BioScience Trends. 2021;15(5):266-275. (DOI: 10.5582/bst.2021.01342)
Community-acquired pneumonia: Trends in and research on drug resistance and advances in new antibiotics
Shen LY, Wang LX, Liu C, Shi SM, Takahashi T, Wang TJ
Community-acquired pneumonia (CAP) refers to infectious inflammation of the lung parenchyma developing outside of a hospital. CAP has quite a high mortality and morbidity rate worldwide, and especially among elderly patients. The increasing burden of CAP is due to antibiotic resistance, the growth of the elderly population, and underlying comorbidities.
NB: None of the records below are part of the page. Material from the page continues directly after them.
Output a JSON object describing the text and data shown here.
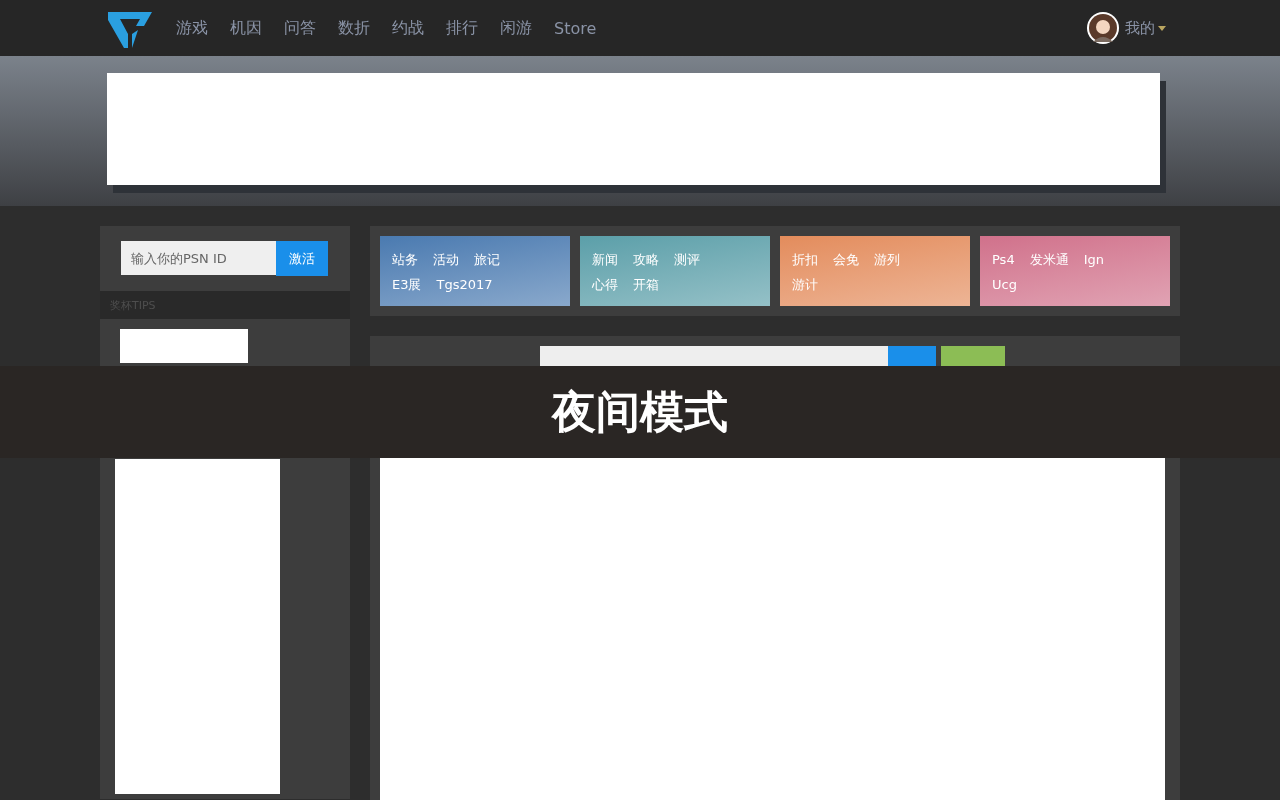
{
  "nav": {
    "items": [
      "游戏",
      "机因",
      "问答",
      "数折",
      "约战",
      "排行",
      "闲游",
      "Store"
    ],
    "user_label": "我的"
  },
  "sidebar": {
    "psn_input": {
      "placeholder": "输入你的PSN ID"
    },
    "activate_button": "激活",
    "tips_heading": "奖杯TIPS"
  },
  "categories": [
    {
      "color": "#4a7ab0",
      "rows": [
        [
          "站务",
          "活动",
          "旅记"
        ],
        [
          "E3展",
          "Tgs2017"
        ]
      ]
    },
    {
      "color": "#5b9fa9",
      "rows": [
        [
          "新闻",
          "攻略",
          "测评"
        ],
        [
          "心得",
          "开箱"
        ]
      ]
    },
    {
      "color": "#e38c5c",
      "rows": [
        [
          "折扣",
          "会免",
          "游列"
        ],
        [
          "游计"
        ]
      ]
    },
    {
      "color": "#d0718b",
      "rows": [
        [
          "Ps4",
          "发米通",
          "Ign"
        ],
        [
          "Ucg"
        ]
      ]
    }
  ],
  "overlay": {
    "title": "夜间模式"
  }
}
Streptococcus pneumoniae remains the most common bacterial pathogen causing CAP, but multi-drug resistance bacteria and potential pathogens have increased the difficulty and challenges of managing CAP. Although preventive measures, diagnostic techniques, and treatment strategies are constantly advancing and improving, the susceptibility of multi-drug resistant pathogens, such as including Methicillin-Resistant Staphylococcus aureus (MRSA), Klebsiella pneumoniae, and Pseudomonas aeruginosa, has not improved significantly in recent decades, thus highlighting the importance and necessity of developing new antibiotics for the treatment of CAP. New antimicrobials have been approved over the past few years that will expand treatment options for CAP, and especially for patients with potential comorbidities. This situation also offers the chance to reduce the abuse of antibiotics, their toxicities, and their adverse reactions and to provide effective personalized antibiotic treatment.